# Problem to solve
With the pictures left out, output the records below exactly.

# Task material
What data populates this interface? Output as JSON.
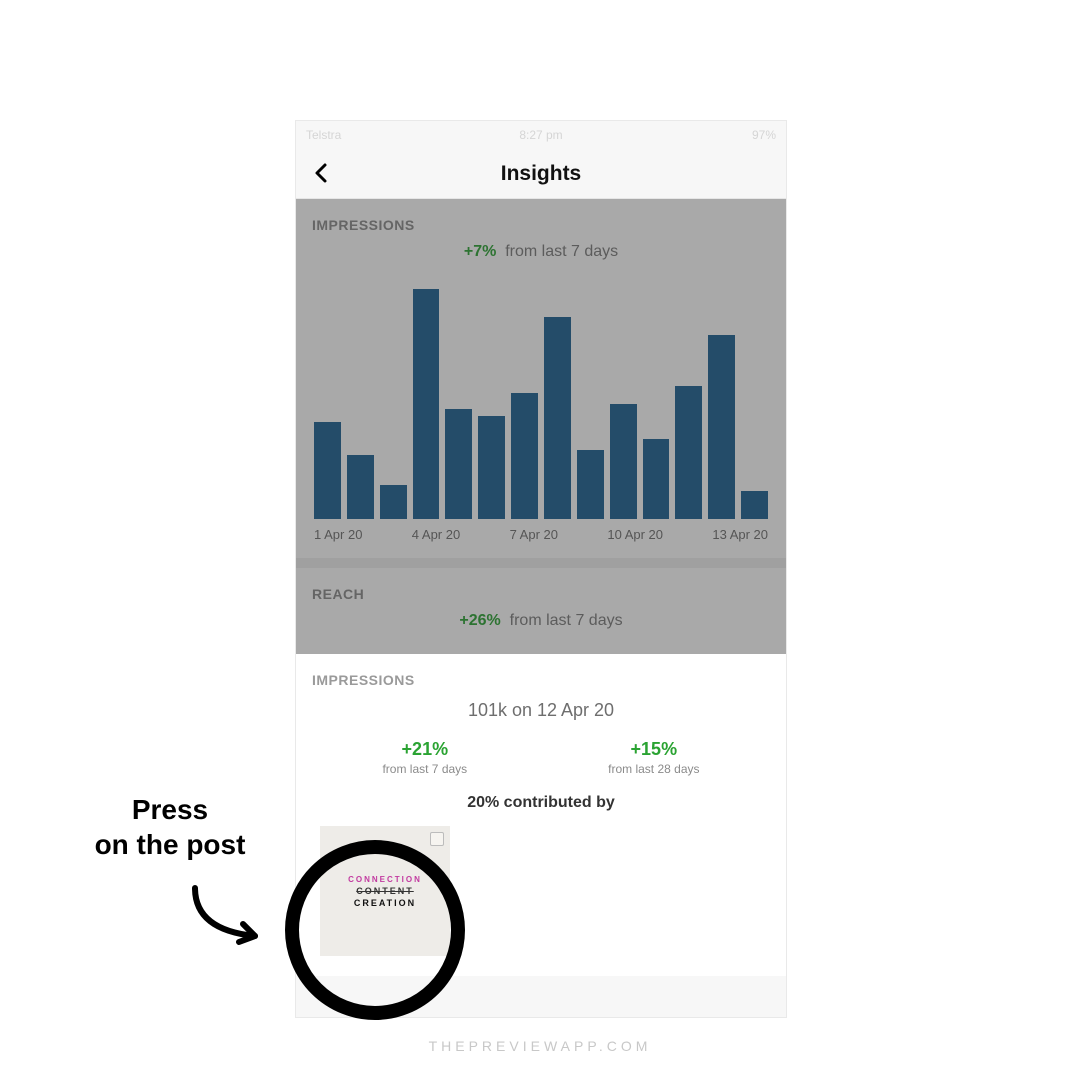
{
  "statusbar": {
    "carrier": "Telstra",
    "signal": "●●",
    "time": "8:27 pm",
    "battery": "97%"
  },
  "nav": {
    "title": "Insights"
  },
  "impressions_top": {
    "label": "IMPRESSIONS",
    "delta": "+7%",
    "delta_sub": "from last 7 days"
  },
  "reach": {
    "label": "REACH",
    "delta": "+26%",
    "delta_sub": "from last 7 days"
  },
  "detail": {
    "label": "IMPRESSIONS",
    "headline": "101k on 12 Apr 20",
    "stat1_delta": "+21%",
    "stat1_sub": "from last 7 days",
    "stat2_delta": "+15%",
    "stat2_sub": "from last 28 days",
    "contrib": "20% contributed by"
  },
  "post": {
    "line1": "CONNECTION",
    "line2": "CONTENT",
    "line3": "CREATION"
  },
  "annotation": {
    "text": "Press\non the post"
  },
  "watermark": "THEPREVIEWAPP.COM",
  "chart_data": {
    "type": "bar",
    "title": "IMPRESSIONS",
    "xlabel": "",
    "ylabel": "",
    "categories": [
      "1 Apr 20",
      "2 Apr 20",
      "3 Apr 20",
      "4 Apr 20",
      "5 Apr 20",
      "6 Apr 20",
      "7 Apr 20",
      "8 Apr 20",
      "9 Apr 20",
      "10 Apr 20",
      "11 Apr 20",
      "12 Apr 20",
      "13 Apr 20",
      "14 Apr 20"
    ],
    "values": [
      42,
      28,
      15,
      100,
      48,
      45,
      55,
      88,
      30,
      50,
      35,
      58,
      80,
      12
    ],
    "x_ticks_shown": [
      "1 Apr 20",
      "4 Apr 20",
      "7 Apr 20",
      "10 Apr 20",
      "13 Apr 20"
    ]
  }
}
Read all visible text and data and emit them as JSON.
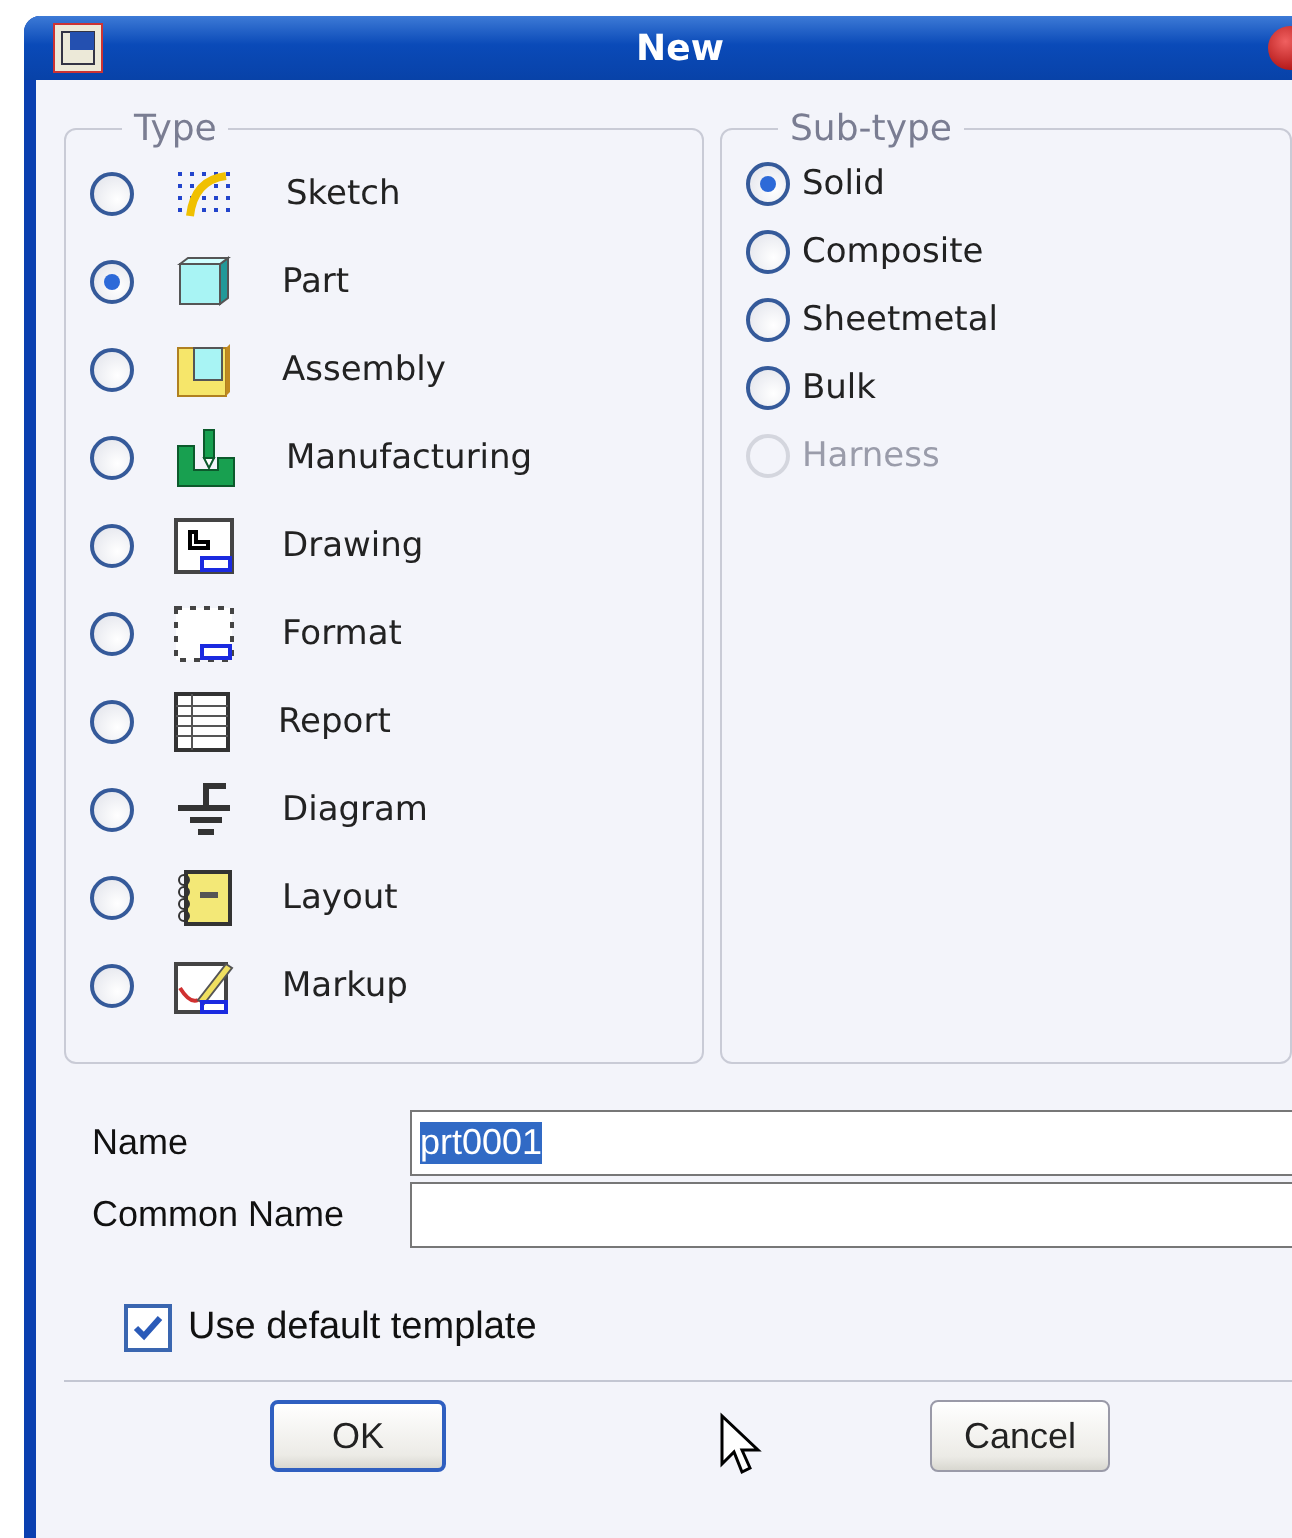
{
  "window": {
    "title": "New"
  },
  "type_group": {
    "legend": "Type",
    "options": [
      {
        "label": "Sketch",
        "selected": false
      },
      {
        "label": "Part",
        "selected": true
      },
      {
        "label": "Assembly",
        "selected": false
      },
      {
        "label": "Manufacturing",
        "selected": false
      },
      {
        "label": "Drawing",
        "selected": false
      },
      {
        "label": "Format",
        "selected": false
      },
      {
        "label": "Report",
        "selected": false
      },
      {
        "label": "Diagram",
        "selected": false
      },
      {
        "label": "Layout",
        "selected": false
      },
      {
        "label": "Markup",
        "selected": false
      }
    ]
  },
  "subtype_group": {
    "legend": "Sub-type",
    "options": [
      {
        "label": "Solid",
        "selected": true,
        "disabled": false
      },
      {
        "label": "Composite",
        "selected": false,
        "disabled": false
      },
      {
        "label": "Sheetmetal",
        "selected": false,
        "disabled": false
      },
      {
        "label": "Bulk",
        "selected": false,
        "disabled": false
      },
      {
        "label": "Harness",
        "selected": false,
        "disabled": true
      }
    ]
  },
  "fields": [
    {
      "label": "Name",
      "value": "prt0001",
      "highlighted": true
    },
    {
      "label": "Common Name"
    }
  ],
  "use_default_template": {
    "label": "Use default template",
    "checked": true
  },
  "buttons": [
    {
      "label": "OK",
      "default": true
    },
    {
      "label": "Cancel",
      "default": false
    }
  ]
}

# Written answer
What data populates this interface? Output as JSON.
{
  "statusbar": {
    "carrier": "Telstra",
    "signal": "●●",
    "time": "8:27 pm",
    "battery": "97%"
  },
  "nav": {
    "title": "Insights"
  },
  "impressions_top": {
    "label": "IMPRESSIONS",
    "delta": "+7%",
    "delta_sub": "from last 7 days"
  },
  "reach": {
    "label": "REACH",
    "delta": "+26%",
    "delta_sub": "from last 7 days"
  },
  "detail": {
    "label": "IMPRESSIONS",
    "headline": "101k on 12 Apr 20",
    "stat1_delta": "+21%",
    "stat1_sub": "from last 7 days",
    "stat2_delta": "+15%",
    "stat2_sub": "from last 28 days",
    "contrib": "20% contributed by"
  },
  "post": {
    "line1": "CONNECTION",
    "line2": "CONTENT",
    "line3": "CREATION"
  },
  "annotation": {
    "text": "Press\non the post"
  },
  "watermark": "THEPREVIEWAPP.COM",
  "chart_data": {
    "type": "bar",
    "title": "IMPRESSIONS",
    "xlabel": "",
    "ylabel": "",
    "categories": [
      "1 Apr 20",
      "2 Apr 20",
      "3 Apr 20",
      "4 Apr 20",
      "5 Apr 20",
      "6 Apr 20",
      "7 Apr 20",
      "8 Apr 20",
      "9 Apr 20",
      "10 Apr 20",
      "11 Apr 20",
      "12 Apr 20",
      "13 Apr 20",
      "14 Apr 20"
    ],
    "values": [
      42,
      28,
      15,
      100,
      48,
      45,
      55,
      88,
      30,
      50,
      35,
      58,
      80,
      12
    ],
    "x_ticks_shown": [
      "1 Apr 20",
      "4 Apr 20",
      "7 Apr 20",
      "10 Apr 20",
      "13 Apr 20"
    ]
  }
}
Read all visible text and data and emit them as JSON.
{
  "window": {
    "title": "New"
  },
  "type_group": {
    "legend": "Type",
    "options": [
      {
        "label": "Sketch",
        "selected": false
      },
      {
        "label": "Part",
        "selected": true
      },
      {
        "label": "Assembly",
        "selected": false
      },
      {
        "label": "Manufacturing",
        "selected": false
      },
      {
        "label": "Drawing",
        "selected": false
      },
      {
        "label": "Format",
        "selected": false
      },
      {
        "label": "Report",
        "selected": false
      },
      {
        "label": "Diagram",
        "selected": false
      },
      {
        "label": "Layout",
        "selected": false
      },
      {
        "label": "Markup",
        "selected": false
      }
    ]
  },
  "subtype_group": {
    "legend": "Sub-type",
    "options": [
      {
        "label": "Solid",
        "selected": true,
        "disabled": false
      },
      {
        "label": "Composite",
        "selected": false,
        "disabled": false
      },
      {
        "label": "Sheetmetal",
        "selected": false,
        "disabled": false
      },
      {
        "label": "Bulk",
        "selected": false,
        "disabled": false
      },
      {
        "label": "Harness",
        "selected": false,
        "disabled": true
      }
    ]
  },
  "fields": [
    {
      "label": "Name",
      "value": "prt0001",
      "highlighted": true
    },
    {
      "label": "Common Name"
    }
  ],
  "use_default_template": {
    "label": "Use default template",
    "checked": true
  },
  "buttons": [
    {
      "label": "OK",
      "default": true
    },
    {
      "label": "Cancel",
      "default": false
    }
  ]
}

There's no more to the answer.